Fall is upon us in North Carolina. In the mountains, the leaves are moving into peak season, a little past at the highest elevations. Greensboro is not quite at peak; however, this weekend would be a great one to take a day trip and enjoy the season. Appalachian State University's biology department maintains a fall color report to help estimate the timing of fall color peaks for the various NC regions.
Above, you see the native persimmon, diospyros virginiana, nicknamed the possom apple. In North Carolina, the Scotch-Irish families have been enjoying persimmon pudding and other dishes since moving into the state in the 1700's and the Native Americans were eating the sticky, glue-like pulp long before colonial times. Fullsteam Brewery in Durham puts a different spin on the fruit, making it into beer. They will even pay $3 a pound for fruit, as long as it is picked at peak readiness and they don't have an overabundant supply.

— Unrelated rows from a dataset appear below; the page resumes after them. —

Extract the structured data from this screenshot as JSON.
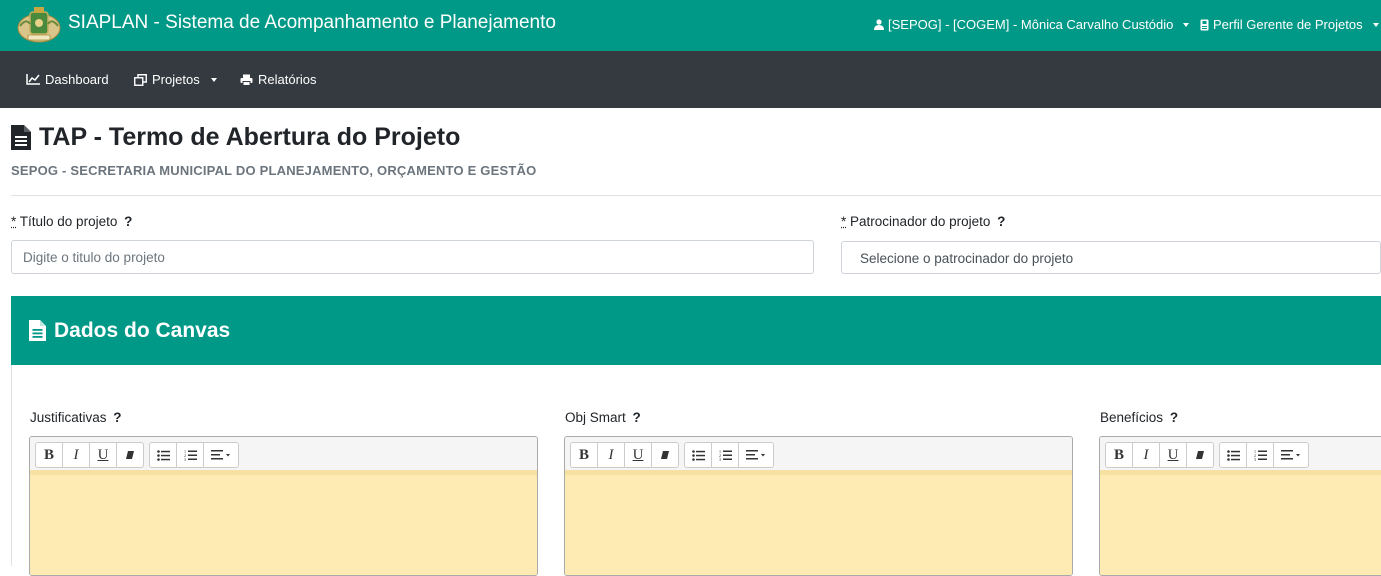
{
  "app": {
    "title": "SIAPLAN - Sistema de Acompanhamento e Planejamento",
    "user": "[SEPOG] - [COGEM] - Mônica Carvalho Custódio",
    "profile": "Perfil Gerente de Projetos"
  },
  "nav": {
    "dashboard": "Dashboard",
    "projetos": "Projetos",
    "relatorios": "Relatórios"
  },
  "page": {
    "title": "TAP - Termo de Abertura do Projeto",
    "subtitle": "SEPOG - SECRETARIA MUNICIPAL DO PLANEJAMENTO, ORÇAMENTO E GESTÃO"
  },
  "form": {
    "titulo": {
      "required_mark": "*",
      "label": "Título do projeto",
      "help": "?",
      "placeholder": "Digite o titulo do projeto",
      "value": ""
    },
    "patrocinador": {
      "required_mark": "*",
      "label": "Patrocinador do projeto",
      "help": "?",
      "selected": "Selecione o patrocinador do projeto"
    }
  },
  "card": {
    "title": "Dados do Canvas",
    "editors": [
      {
        "label": "Justificativas",
        "help": "?"
      },
      {
        "label": "Obj Smart",
        "help": "?"
      },
      {
        "label": "Benefícios",
        "help": "?"
      }
    ]
  },
  "toolbar": {
    "bold": "B",
    "italic": "I",
    "underline": "U"
  },
  "colors": {
    "primary": "#009886",
    "navbar": "#343a40",
    "editor_bg": "#feebb4"
  }
}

With the loss of farmland in the Piedmont area around Greensboro, the native persimmon is not readily abundant. Consider planting a few trees on your property if you are in the position to do so. Unfortunately, the native persimmon doesn't like to be crowded and it takes a male and female tree to get fruit. As fussy as nature can be, it is hard to believe that these these used to be everywhere.
Sorry for the late post. Time Warner Cable is coming out a second time today to see why we don't have internet access at our house.( Thanks to wi-fi at a local coffee shop, we're able to post). If the TWC worker gets our internet fixed, we just may fix him a 'simmon puddin.'
just waiting to be made into persimmon pudding, lest they be devoured by birds.